I say “allegedly” because Clark published his memoir in 2000, some 43 years after the events in question. This may be because he was a polite man who didn’t want to offend anyone and waited until all involved parties were long dead to publish his secret. More likely, it was a case of no one being around to refute him; the tale certainly stretches credulity.
Whether it’s true or not, though, is somewhat beside the point. What emerges is a portrait of Monroe as both worn out by and addicted to movie stardom, and a woman who certainly knew how to wield her charms to manipulate the men around her. In this, the film is mostly accurate. Director Simon Curtis presents Monroe as the era’s original troubled diva, the precursor to today’s Britneys and Whitneys, drawn like a moth to the death-singe light of celebrity.
The story follows young Colin (Eddie Redmayne) as he moves from an aristocratic upbringing to become an eager film-world novice. After landing a job with Olivier’s production company, he immediately finds himself in the role of Marilyn’s handler when she arrives in Britain to a baying pack of paparazzi.
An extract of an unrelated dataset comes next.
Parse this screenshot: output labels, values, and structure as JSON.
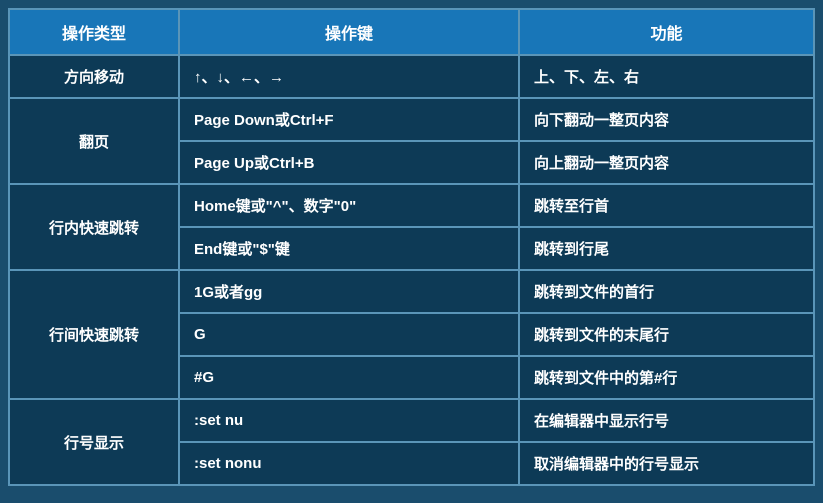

Tensions immediately arise between the no-nonsense, just-get-on-with-it professionalism of Olivier (played fussily by Kenneth Branagh) and the method school, feel-it-don’t-fake-it approach of Monroe.
Olivier finds his authority undercut by the Rasputin-like presence of Paula Strasberg (Zoe Wanamaker), Monroe’s acting coach, who somehow can’t get a doped-up Marilyn to make it through a simple page of dialogue. As the film threatens to fall apart, Colin finds himself caught in the middle, his innocent ways allowing him an easy intimacy with Monroe that soon leads to something more. Or so Colin thinks; a canny viewer will sense that Monroe is playing Colin to an extent, charming him into becoming her ally on the set, and an intermediary with the temperamental Olivier.
Williams shines as Monroe, flipping back and forth between the vamping, teasing icon she had created and the insecure, out-of-her-depth actress she secretly feared herself to be. Redmayne gets the puppy-dog crush aspect right, but fails to provide the simmer beneath the nice-guy smile that would have enticed someone like Monroe, forever drawn to complicated and accomplished men. Further hurting his chances is the director’s TV-movie penchant for pulling in repeatedly on tight reaction shots where we see Colin rapt in hypnotic awe of Marilyn. The effect soon becomes like typing with the caps lock key on, which is true of much of the film: Every point has to be rammed home, and the dialogue is often telling us things we’ve long since worked out, such as how Olivier, beneath his bluster, is envious of Monroe’s natural charm on the screen, or that Monroe felt that people loved her image, not her.
Hanging over all the proceedings, of course, is Monroe’s overdose-death/suicide, which the film’s final postscript strangely fails to mention. It’s a curiously happy ending for a star whose life was anything but.